"We’re proud to collaborate with our partnered hospitals to deliver the world’s first clinical proof of concept for TCR T cell therapy targeting HBV, which we believe validates the strength of our platform and opens doors for us to explore further breakthrough discoveries for the treatment of other cancers and diseases with high unmet need," said Dr Ke Zhang, Chief Scientific Officer of SCG.

SCG101 was granted clinical trial approvals by China National Medical Products Administration (NMPA) and Singapore Health Science Authority (HSA) in May 2022. It is the first TCR-T cell therapy product approved by the NMPA for the treatment of HCC and the first multi-country clinical trial approval across China and Singapore in the field of cell therapy.

About SCG101

SCG101, an autologous T-cell receptor (TCR) T cell therapy, is an investigational cell therapy product that targets specific epitopes of hepatitis B surface antigen (HBsAg). SCG101 incorporates SCG’s proprietary technology, which allows for redirecting and engineering endogenous T cells using virus-specific TCRs with high sensitivity and avidity selectively against dysfunctional infected and tumour cells. Preclinical studies of SCG101 demonstrated tumour inhibition and HBV cccDNA eradication. In 2022, SCG101 was granted clinical trial approvals by the China National Medical Products Administration (NMPA) and Singapore Health Science Authority (HSA) for the potential treatment of HBV-related HCC. The Phase 1/2 study evaluating SCG101 is underway.

About Liver Cancer

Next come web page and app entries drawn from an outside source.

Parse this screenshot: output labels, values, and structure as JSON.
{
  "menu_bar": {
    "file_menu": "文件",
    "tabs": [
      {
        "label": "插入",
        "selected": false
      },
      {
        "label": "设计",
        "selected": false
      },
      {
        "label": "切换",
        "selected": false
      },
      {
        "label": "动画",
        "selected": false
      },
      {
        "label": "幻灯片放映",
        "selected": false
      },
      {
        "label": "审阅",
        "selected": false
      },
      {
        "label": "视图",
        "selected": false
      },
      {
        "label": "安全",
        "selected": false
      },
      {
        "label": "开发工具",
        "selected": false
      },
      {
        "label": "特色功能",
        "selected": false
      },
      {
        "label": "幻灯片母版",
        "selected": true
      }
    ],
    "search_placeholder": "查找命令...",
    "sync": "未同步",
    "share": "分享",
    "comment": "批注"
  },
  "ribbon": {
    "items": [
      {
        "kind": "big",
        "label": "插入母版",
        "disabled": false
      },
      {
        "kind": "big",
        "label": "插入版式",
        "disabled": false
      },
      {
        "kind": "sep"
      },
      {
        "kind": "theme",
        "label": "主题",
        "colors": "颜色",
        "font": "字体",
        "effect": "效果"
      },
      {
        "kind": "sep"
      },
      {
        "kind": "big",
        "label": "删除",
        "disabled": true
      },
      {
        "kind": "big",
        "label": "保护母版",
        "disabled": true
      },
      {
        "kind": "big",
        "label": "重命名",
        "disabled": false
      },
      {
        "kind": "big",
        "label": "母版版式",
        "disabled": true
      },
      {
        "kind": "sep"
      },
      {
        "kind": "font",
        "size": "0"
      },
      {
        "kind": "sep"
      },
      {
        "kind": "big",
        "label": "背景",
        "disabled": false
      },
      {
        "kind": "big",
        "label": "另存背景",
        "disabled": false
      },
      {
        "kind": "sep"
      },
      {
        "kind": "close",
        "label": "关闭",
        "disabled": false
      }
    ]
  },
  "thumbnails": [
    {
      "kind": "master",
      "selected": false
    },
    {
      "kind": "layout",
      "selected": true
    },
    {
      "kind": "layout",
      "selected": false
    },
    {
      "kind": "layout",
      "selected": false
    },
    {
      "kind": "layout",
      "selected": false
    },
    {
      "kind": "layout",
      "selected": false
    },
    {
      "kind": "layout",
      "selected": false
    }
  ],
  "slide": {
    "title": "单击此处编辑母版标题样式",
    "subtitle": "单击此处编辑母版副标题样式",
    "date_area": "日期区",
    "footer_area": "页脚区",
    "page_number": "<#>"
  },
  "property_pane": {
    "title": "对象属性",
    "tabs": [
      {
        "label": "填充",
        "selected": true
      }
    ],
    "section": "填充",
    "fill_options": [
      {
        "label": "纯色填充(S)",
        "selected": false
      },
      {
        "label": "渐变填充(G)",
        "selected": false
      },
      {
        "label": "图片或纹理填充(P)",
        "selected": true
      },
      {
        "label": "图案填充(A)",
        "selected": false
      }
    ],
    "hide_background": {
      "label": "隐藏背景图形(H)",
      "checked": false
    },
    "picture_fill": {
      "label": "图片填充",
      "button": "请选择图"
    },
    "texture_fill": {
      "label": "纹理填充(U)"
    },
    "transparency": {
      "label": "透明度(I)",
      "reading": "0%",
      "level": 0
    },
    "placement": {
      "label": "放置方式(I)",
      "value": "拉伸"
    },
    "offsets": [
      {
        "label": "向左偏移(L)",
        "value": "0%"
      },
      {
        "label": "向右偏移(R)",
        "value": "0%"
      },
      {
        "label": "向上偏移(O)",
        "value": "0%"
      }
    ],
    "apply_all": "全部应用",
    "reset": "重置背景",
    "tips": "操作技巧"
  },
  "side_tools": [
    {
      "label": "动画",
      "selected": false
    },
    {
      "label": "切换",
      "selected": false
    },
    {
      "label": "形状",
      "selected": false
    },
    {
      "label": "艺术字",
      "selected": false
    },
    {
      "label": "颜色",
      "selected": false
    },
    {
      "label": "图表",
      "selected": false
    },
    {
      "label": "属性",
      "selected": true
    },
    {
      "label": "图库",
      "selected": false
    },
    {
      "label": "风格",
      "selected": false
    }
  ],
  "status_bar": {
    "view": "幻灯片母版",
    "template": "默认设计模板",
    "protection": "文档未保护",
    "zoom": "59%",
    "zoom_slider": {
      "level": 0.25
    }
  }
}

Hepatocellular carcinoma (HCC) is the most common type of liver cancer. It is estimated more than 905,000 new cases of liver cancer and more than 830,100 deaths from the disease globally in 2020, making it one of the leading causes of cancer deaths around the world [1]. Chronic hepatitis B virus (HBV) infection accounts for at least 50% of cases of HCC worldwide [2]. HCC is typically diagnosed at an advanced stage and is associated with a poor prognosis. The five-year survival rate of less than 15%.